Dataset rows describing interfaces:
━━━━

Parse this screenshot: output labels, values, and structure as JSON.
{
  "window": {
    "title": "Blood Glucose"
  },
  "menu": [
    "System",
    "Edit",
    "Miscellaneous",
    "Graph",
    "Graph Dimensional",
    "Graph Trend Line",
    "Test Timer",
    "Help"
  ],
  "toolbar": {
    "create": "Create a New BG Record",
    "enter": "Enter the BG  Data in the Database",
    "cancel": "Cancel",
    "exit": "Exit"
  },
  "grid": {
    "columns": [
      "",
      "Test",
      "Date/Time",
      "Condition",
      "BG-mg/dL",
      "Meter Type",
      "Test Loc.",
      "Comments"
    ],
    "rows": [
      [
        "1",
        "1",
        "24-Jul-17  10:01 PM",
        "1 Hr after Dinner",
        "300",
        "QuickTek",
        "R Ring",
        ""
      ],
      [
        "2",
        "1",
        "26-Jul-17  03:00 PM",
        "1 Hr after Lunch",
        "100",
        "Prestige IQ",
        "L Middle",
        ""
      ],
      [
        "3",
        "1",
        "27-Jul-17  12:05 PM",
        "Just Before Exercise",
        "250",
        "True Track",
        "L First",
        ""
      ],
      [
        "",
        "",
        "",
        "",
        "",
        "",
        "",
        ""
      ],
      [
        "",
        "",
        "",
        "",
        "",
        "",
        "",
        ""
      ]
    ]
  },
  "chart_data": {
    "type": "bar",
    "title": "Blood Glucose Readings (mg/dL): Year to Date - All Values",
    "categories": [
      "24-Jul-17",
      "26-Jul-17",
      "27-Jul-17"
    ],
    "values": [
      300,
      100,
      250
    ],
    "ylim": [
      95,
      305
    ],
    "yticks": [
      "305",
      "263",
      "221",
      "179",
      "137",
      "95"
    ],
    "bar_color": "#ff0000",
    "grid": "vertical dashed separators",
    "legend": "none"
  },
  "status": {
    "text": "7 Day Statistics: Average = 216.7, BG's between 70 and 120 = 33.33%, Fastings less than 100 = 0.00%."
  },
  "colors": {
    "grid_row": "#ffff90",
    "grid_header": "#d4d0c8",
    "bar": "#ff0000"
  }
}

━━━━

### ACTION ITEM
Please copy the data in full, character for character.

### EXERCISE OUTPUT
Parse this screenshot: output labels, values, and structure as JSON.
{
  "window": {
    "title": "Blood Glucose"
  },
  "menu": [
    "System",
    "Edit",
    "Miscellaneous",
    "Graph",
    "Graph Dimensional",
    "Graph Trend Line",
    "Test Timer",
    "Help"
  ],
  "toolbar": {
    "create": "Create a New BG Record",
    "enter": "Enter the BG  Data in the Database",
    "cancel": "Cancel",
    "exit": "Exit"
  },
  "grid": {
    "columns": [
      "",
      "Test",
      "Date/Time",
      "Condition",
      "BG-mg/dL",
      "Meter Type",
      "Test Loc.",
      "Comments"
    ],
    "rows": [
      [
        "1",
        "1",
        "24-Jul-17  10:01 PM",
        "1 Hr after Dinner",
        "300",
        "QuickTek",
        "R Ring",
        ""
      ],
      [
        "2",
        "1",
        "26-Jul-17  03:00 PM",
        "1 Hr after Lunch",
        "100",
        "Prestige IQ",
        "L Middle",
        ""
      ],
      [
        "3",
        "1",
        "27-Jul-17  12:05 PM",
        "Just Before Exercise",
        "250",
        "True Track",
        "L First",
        ""
      ],
      [
        "",
        "",
        "",
        "",
        "",
        "",
        "",
        ""
      ],
      [
        "",
        "",
        "",
        "",
        "",
        "",
        "",
        ""
      ]
    ]
  },
  "chart_data": {
    "type": "bar",
    "title": "Blood Glucose Readings (mg/dL): Year to Date - All Values",
    "categories": [
      "24-Jul-17",
      "26-Jul-17",
      "27-Jul-17"
    ],
    "values": [
      300,
      100,
      250
    ],
    "ylim": [
      95,
      305
    ],
    "yticks": [
      "305",
      "263",
      "221",
      "179",
      "137",
      "95"
    ],
    "bar_color": "#ff0000",
    "grid": "vertical dashed separators",
    "legend": "none"
  },
  "status": {
    "text": "7 Day Statistics: Average = 216.7, BG's between 70 and 120 = 33.33%, Fastings less than 100 = 0.00%."
  },
  "colors": {
    "grid_row": "#ffff90",
    "grid_header": "#d4d0c8",
    "bar": "#ff0000"
  }
}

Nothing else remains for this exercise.